To do: Determine how many lines in these records hold "true". Only the number is wanted.

Collected data:
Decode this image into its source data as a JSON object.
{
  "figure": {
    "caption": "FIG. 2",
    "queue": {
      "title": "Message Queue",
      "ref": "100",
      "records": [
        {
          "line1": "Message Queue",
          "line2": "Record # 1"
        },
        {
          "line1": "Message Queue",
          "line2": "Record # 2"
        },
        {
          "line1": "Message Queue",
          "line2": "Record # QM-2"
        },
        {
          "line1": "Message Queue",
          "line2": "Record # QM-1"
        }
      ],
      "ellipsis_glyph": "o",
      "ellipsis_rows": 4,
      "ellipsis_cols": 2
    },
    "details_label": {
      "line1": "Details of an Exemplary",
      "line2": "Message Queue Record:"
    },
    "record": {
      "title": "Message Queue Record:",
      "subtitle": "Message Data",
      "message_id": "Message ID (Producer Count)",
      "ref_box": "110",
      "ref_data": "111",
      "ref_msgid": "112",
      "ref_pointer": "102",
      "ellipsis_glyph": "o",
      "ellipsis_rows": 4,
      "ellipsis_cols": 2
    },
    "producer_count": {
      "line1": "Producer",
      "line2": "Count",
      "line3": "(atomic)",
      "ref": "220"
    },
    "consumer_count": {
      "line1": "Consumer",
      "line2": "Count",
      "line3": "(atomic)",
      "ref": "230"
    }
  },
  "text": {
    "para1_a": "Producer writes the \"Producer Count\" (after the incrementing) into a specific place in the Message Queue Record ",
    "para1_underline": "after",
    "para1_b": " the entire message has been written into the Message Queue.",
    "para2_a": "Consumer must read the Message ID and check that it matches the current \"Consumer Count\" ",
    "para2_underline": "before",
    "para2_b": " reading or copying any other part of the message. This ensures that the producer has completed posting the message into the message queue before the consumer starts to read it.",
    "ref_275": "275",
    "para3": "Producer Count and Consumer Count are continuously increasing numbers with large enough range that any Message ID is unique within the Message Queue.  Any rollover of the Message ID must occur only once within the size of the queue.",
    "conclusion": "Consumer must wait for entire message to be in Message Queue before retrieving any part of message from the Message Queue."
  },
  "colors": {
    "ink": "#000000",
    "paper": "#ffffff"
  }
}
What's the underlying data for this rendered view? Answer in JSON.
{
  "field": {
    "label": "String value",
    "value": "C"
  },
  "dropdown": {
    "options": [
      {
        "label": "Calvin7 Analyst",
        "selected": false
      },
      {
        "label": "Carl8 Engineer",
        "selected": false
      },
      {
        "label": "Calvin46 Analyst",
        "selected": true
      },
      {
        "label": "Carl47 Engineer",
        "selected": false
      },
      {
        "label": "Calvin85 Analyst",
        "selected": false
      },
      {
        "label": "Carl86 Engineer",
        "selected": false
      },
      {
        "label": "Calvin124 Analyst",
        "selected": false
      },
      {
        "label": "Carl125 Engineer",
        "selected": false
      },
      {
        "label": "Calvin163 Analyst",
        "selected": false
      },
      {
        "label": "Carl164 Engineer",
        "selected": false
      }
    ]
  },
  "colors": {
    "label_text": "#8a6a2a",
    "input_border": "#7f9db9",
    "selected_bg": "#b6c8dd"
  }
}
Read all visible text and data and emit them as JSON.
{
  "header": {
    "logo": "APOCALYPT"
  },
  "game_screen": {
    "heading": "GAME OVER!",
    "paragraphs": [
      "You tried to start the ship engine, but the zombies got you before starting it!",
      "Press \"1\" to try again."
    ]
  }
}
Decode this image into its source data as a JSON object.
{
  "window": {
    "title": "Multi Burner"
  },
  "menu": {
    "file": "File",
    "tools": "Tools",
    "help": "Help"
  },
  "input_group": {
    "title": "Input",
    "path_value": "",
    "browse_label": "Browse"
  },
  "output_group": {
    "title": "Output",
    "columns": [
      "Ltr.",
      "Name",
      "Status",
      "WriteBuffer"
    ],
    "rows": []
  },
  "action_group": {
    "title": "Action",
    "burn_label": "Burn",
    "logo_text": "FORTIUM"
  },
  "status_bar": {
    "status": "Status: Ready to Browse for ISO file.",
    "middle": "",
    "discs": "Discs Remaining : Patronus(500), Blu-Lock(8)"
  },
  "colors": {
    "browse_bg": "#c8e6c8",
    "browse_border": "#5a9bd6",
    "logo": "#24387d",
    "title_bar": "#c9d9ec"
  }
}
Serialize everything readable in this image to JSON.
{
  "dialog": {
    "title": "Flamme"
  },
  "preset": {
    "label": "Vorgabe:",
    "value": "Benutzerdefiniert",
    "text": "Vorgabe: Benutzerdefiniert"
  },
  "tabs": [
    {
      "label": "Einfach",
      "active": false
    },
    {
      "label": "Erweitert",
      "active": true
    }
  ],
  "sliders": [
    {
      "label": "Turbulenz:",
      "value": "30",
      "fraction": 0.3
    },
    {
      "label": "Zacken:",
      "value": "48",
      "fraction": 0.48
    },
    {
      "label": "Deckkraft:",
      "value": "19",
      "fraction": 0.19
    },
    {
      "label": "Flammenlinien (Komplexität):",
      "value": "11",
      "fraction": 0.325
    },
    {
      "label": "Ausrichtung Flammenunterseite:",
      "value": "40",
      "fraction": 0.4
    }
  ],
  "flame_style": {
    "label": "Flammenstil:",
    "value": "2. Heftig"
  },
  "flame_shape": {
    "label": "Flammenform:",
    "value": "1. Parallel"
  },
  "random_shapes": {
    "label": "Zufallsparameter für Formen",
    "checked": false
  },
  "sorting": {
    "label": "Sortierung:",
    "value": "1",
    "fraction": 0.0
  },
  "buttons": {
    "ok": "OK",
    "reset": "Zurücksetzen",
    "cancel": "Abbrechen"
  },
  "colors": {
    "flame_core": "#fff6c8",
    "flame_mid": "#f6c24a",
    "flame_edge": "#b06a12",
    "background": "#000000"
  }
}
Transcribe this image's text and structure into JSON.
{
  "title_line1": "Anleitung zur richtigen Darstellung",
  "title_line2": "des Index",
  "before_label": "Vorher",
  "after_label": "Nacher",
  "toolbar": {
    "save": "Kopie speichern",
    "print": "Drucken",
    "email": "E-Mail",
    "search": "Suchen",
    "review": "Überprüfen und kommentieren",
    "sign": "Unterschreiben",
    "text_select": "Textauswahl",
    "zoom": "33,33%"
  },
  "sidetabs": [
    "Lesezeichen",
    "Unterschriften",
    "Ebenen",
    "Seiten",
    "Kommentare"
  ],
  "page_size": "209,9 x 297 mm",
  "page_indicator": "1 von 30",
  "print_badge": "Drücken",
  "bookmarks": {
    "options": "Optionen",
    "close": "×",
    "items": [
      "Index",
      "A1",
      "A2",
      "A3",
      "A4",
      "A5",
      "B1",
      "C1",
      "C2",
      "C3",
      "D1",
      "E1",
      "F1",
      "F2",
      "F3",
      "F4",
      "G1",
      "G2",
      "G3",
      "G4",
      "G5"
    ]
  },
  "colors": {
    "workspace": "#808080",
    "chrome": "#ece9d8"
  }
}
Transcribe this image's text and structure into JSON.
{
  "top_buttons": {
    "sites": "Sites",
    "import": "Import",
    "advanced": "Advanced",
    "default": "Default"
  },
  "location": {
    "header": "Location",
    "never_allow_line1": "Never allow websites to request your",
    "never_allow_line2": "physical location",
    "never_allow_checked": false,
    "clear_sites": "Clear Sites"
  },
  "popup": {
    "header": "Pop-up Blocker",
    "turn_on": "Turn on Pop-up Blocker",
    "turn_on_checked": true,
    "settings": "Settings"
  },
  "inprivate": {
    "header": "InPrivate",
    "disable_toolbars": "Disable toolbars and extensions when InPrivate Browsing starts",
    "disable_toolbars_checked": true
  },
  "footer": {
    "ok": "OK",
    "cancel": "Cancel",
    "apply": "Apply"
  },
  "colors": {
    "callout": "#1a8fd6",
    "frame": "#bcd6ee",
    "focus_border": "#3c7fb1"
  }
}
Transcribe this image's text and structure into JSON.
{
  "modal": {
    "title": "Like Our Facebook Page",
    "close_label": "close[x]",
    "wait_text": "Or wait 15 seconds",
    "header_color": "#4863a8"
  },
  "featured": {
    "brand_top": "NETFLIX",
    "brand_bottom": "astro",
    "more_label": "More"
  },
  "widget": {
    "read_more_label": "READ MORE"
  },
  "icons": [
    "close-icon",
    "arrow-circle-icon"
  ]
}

Output: 4